2016 marks 13-years since production started for the Infiniti G35. The popular sports coupe/sedan brought the luxury-brand of Nissan back into the limelight so-to-speak. Based on the same, Z33 chassis as the 350Z, the Infiniti version sold well, and certainly has a home in the import car culture. Whether in coupe or sedan form, the G35 has a large fan-base, which of course leads to many, many modified versions running around the globe.
The problem with such popularity, and such a long production life, is that things start looking the same after time. G35 coupes are more popular than the sedans, and with their big rear and cavernous wheel wells, they take well to the whole, “slam it low and fill it with wide wheels,” treatment.
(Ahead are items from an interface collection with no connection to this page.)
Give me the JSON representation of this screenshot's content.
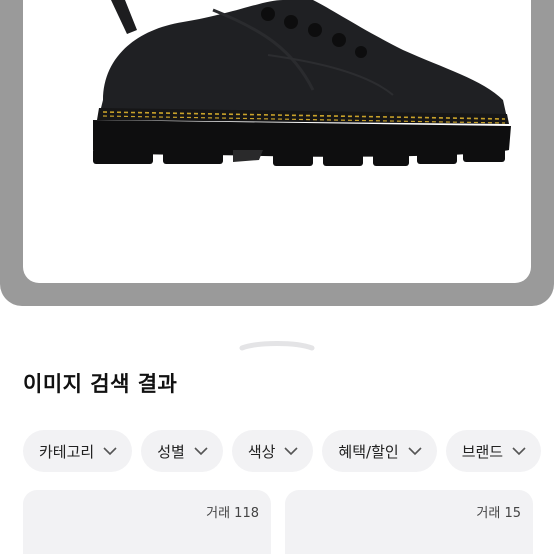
{
  "search": {
    "section_title": "이미지 검색 결과"
  },
  "filters": [
    {
      "label": "카테고리"
    },
    {
      "label": "성별"
    },
    {
      "label": "색상"
    },
    {
      "label": "혜택/할인"
    },
    {
      "label": "브랜드"
    }
  ],
  "results": [
    {
      "trade": "거래 118"
    },
    {
      "trade": "거래 15"
    }
  ],
  "icons": {
    "filter_chevron": "chevron-down-icon",
    "sheet_handle": "drag-handle"
  },
  "colors": {
    "preview_backdrop": "#9a9a9a",
    "chip_background": "#f2f2f4"
  }
}
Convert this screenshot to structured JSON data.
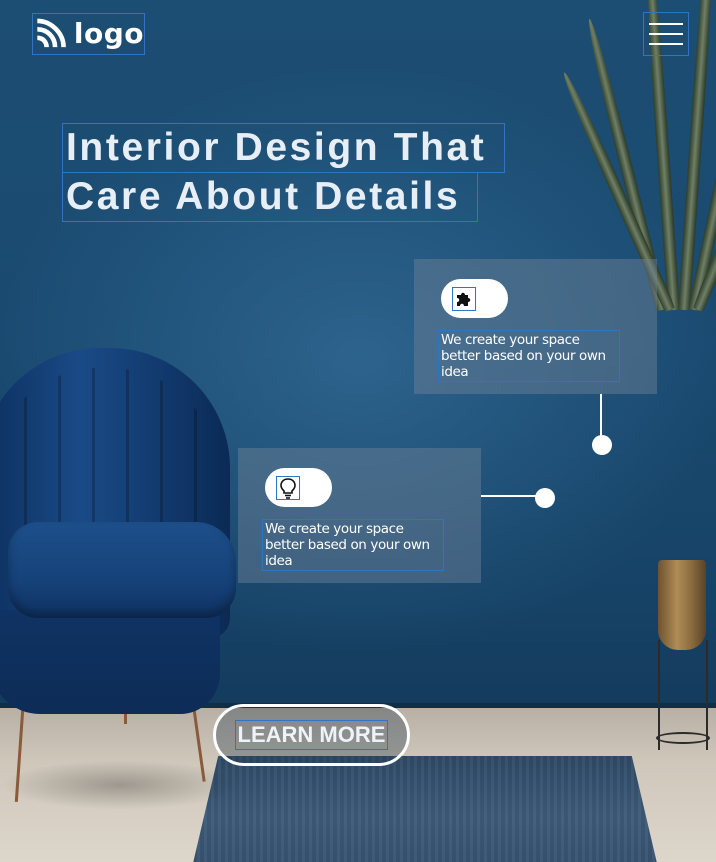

Wide-bodies suddenly became standard, and before long, people were shaving, tucking and detailing the incredibly tight engine bay. It seemed like everything that could be done, had been done to the G35 chassis, which doesn’t help when you’re trying to stand out in the show field in the Infiniti class.
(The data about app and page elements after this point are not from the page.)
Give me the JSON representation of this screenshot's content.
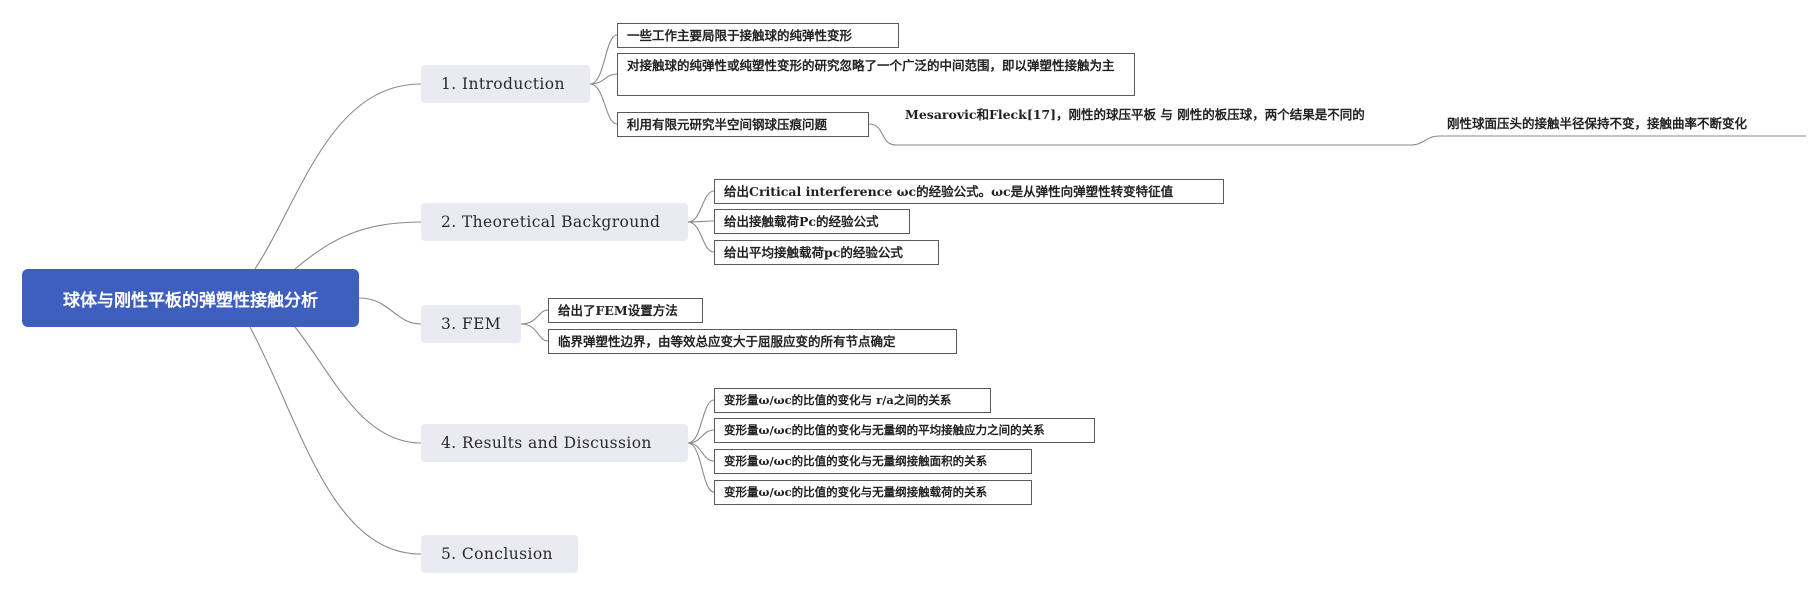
{
  "root": {
    "label": "球体与刚性平板的弹塑性接触分析"
  },
  "sections": [
    {
      "label": "1. Introduction",
      "items": [
        {
          "label": "一些工作主要局限于接触球的纯弹性变形"
        },
        {
          "label": "对接触球的纯弹性或纯塑性变形的研究忽略了一个广泛的中间范围，即以弹塑性接触为主"
        },
        {
          "label": "利用有限元研究半空间钢球压痕问题",
          "children": [
            {
              "label": "Mesarovic和Fleck[17]，刚性的球压平板 与 刚性的板压球，两个结果是不同的",
              "children": [
                {
                  "label": "刚性球面压头的接触半径保持不变，接触曲率不断变化"
                }
              ]
            }
          ]
        }
      ]
    },
    {
      "label": "2. Theoretical Background",
      "items": [
        {
          "label": "给出Critical interference ωc的经验公式。ωc是从弹性向弹塑性转变特征值"
        },
        {
          "label": "给出接触载荷Pc的经验公式"
        },
        {
          "label": "给出平均接触载荷pc的经验公式"
        }
      ]
    },
    {
      "label": "3. FEM",
      "items": [
        {
          "label": "给出了FEM设置方法"
        },
        {
          "label": "临界弹塑性边界，由等效总应变大于屈服应变的所有节点确定"
        }
      ]
    },
    {
      "label": "4. Results and Discussion",
      "items": [
        {
          "label": "变形量ω/ωc的比值的变化与 r/a之间的关系"
        },
        {
          "label": "变形量ω/ωc的比值的变化与无量纲的平均接触应力之间的关系"
        },
        {
          "label": "变形量ω/ωc的比值的变化与无量纲接触面积的关系"
        },
        {
          "label": "变形量ω/ωc的比值的变化与无量纲接触载荷的关系"
        }
      ]
    },
    {
      "label": "5. Conclusion",
      "items": []
    }
  ],
  "colors": {
    "root": "#3f5fbf",
    "topic": "#e9eaf2",
    "line": "#8a8a8a",
    "leaf_border": "#5a5a5a"
  }
}
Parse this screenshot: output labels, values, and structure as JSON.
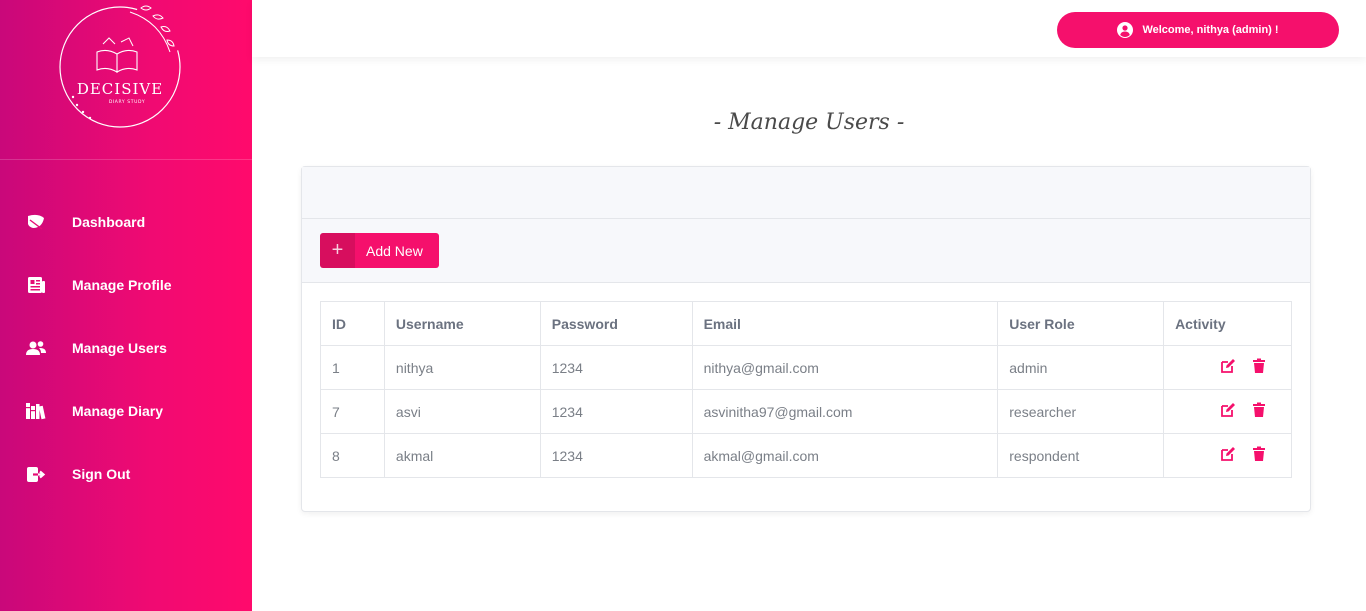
{
  "sidebar": {
    "logo": {
      "text": "DECISIVE",
      "subtext": "DIARY STUDY"
    },
    "items": [
      {
        "label": "Dashboard",
        "icon": "leaf-icon"
      },
      {
        "label": "Manage Profile",
        "icon": "newspaper-icon"
      },
      {
        "label": "Manage Users",
        "icon": "users-icon"
      },
      {
        "label": "Manage Diary",
        "icon": "books-icon"
      },
      {
        "label": "Sign Out",
        "icon": "sign-out-icon"
      }
    ]
  },
  "header": {
    "welcome": "Welcome, nithya (admin) !"
  },
  "main": {
    "title": "- Manage Users -",
    "add_button": "Add New",
    "table": {
      "columns": [
        "ID",
        "Username",
        "Password",
        "Email",
        "User Role",
        "Activity"
      ],
      "rows": [
        {
          "id": "1",
          "username": "nithya",
          "password": "1234",
          "email": "nithya@gmail.com",
          "role": "admin"
        },
        {
          "id": "7",
          "username": "asvi",
          "password": "1234",
          "email": "asvinitha97@gmail.com",
          "role": "researcher"
        },
        {
          "id": "8",
          "username": "akmal",
          "password": "1234",
          "email": "akmal@gmail.com",
          "role": "respondent"
        }
      ]
    }
  },
  "colors": {
    "accent": "#f5106c",
    "sidebar_start": "#c9087a",
    "sidebar_end": "#ff0a6c"
  }
}
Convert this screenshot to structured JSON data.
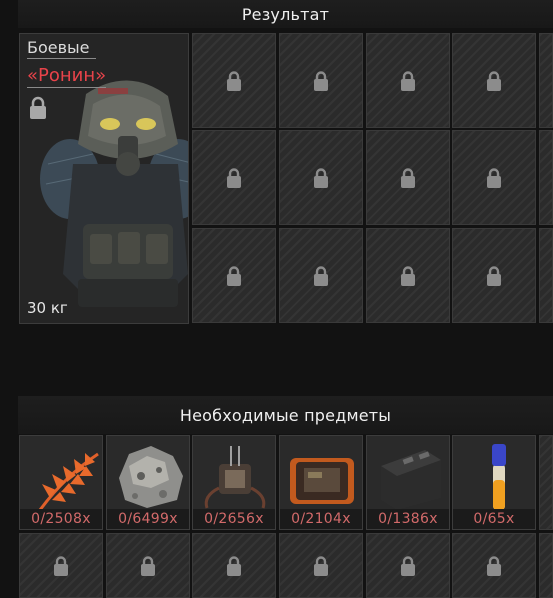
{
  "result_header": "Результат",
  "required_header": "Необходимые предметы",
  "item": {
    "category": "Боевые",
    "name": "«Ронин»",
    "weight": "30 кг"
  },
  "requirements": [
    {
      "icon": "orange-fern-icon",
      "count": "0/2508x"
    },
    {
      "icon": "ore-chunk-icon",
      "count": "0/6499x"
    },
    {
      "icon": "electronic-device-icon",
      "count": "0/2656x"
    },
    {
      "icon": "orange-case-icon",
      "count": "0/2104x"
    },
    {
      "icon": "black-container-icon",
      "count": "0/1386x"
    },
    {
      "icon": "vial-icon",
      "count": "0/65x"
    }
  ],
  "colors": {
    "accent_red": "#e8434a",
    "count_red": "#d26a6a"
  }
}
When you think of really ground-breaking G35s, a few come to my mind; Edgar Lozoya’s purple coupe, Randy Riggs’ wide-body masterpiece, and bringing it home in the sedan category, Marcus Cooke. Between those three, and a few others, it’s almost all been done, but every now and then, someone has to come along and shake things up, and teach an old dog new tricks.
Alex Delatorre from Houston, Texas, has always been a fan of the G35 chassis, and has been working on his 2005 coupe for four years now. In that time, he has changed quite a bit, and has really been creating quite a stir in the show scene down south. Subtlety wasn’t the goal here. This car grabs your attention straight away, and keeps you sucked in looking for more.
I’m going to delve into this car starting in an unusual place for SN, and that’s the engine. Obviously, we like to focus on a car’s stance, but I really think the highlight of Alex’s G35 is the engine. There are three key words to his engine; polish, chrome, and gold-plate. I’ve seen plenty of detailed engines in my time as an automotive journalist, and this one is certainly up there. When I first saw the pictures, the engine, and the bay, are what made me say, “wow!”
With everything that he could get his hands on either polished, chromed, or gold-plated, Alex had to free up some real estate in his engine bay to really make the motor shine. G35 engine bays are pretty cluttered from the factory, so it always impresses me to see a simple bay like this one in these cars. Alex’s bay has been fully shaved, and the wire harness completely tucked away, so all of the attention is on the engine. What’s impressive, is that the bay work was done by Alex and his friends in his garage.
Moving our attention away from the engine and bay, the next thing that grabs you is the car’s presence. It’s wide, and it’s aggressive. Much like the engine bay, there’s no subtlety here. The white, gold, and polished theme continue on the outside as well. The start of the body upgrades began with a full custom, metal wide-body, with the rear arches and front fenders receiving some generous girth, and snazzy vents. There’s also a generous helping of carbon fiber assorted throughout the exterior as well, breaking up the white and gold.
Bringing the car onto the ground is a custom air suspension system based around AirForce struts. What’s really trick is the install in the trunk which houses a pair of air tanks, a pair of Viair compressors, and the manifold. Hardlines seem to be the standard nowadays, with more and more intricate setups being showcased, and Alex’s install matches the details of the rest of the car perfectly.
Sitting underneath the widened fenders are an equally wide set of Work Meister M1s. Sized up at 19xBaDonk and 19xBaDonkaDonk, the classic 3-piece mesh wheel fills out the arches perfectly. Finished in matching white faces with polished lips and gold hardware, the wheels follow the theme of the car as well. Sitting behind the massive rollers is an equally massive Futura 8-piston/6-piston big brake kit. No use in having big wheels without having matching big brakes behind them.
Alex’s G35 is a fine example that there are still new ways to interpret an old design. Despite the G35’s successful run, not everything has been done just yet. Even though this G35 stands out, it doesn’t stand out in a way that elicits a negative reaction…it doesn’t stand out in a bad way.
With the G35-chassis reaching geriatric status in the car world, one has to wonder just how far the chassis can be pushed or altered. Even with the evolution to the G37, it still remains on the same platform, and the G37 hasn’t shared the same popularity in the aftermarket world as the former G35. The edges of the map have to be getting filled in, so-to-say, but I’m sure the envelope will still be getting pushed with this chassis. It just has all the right ingredients to be a highly modifiable platform. You indeed can teach an old dog new tricks, and Alex still has a few tricks up his sleeve for his G-coupe. Stay tuned…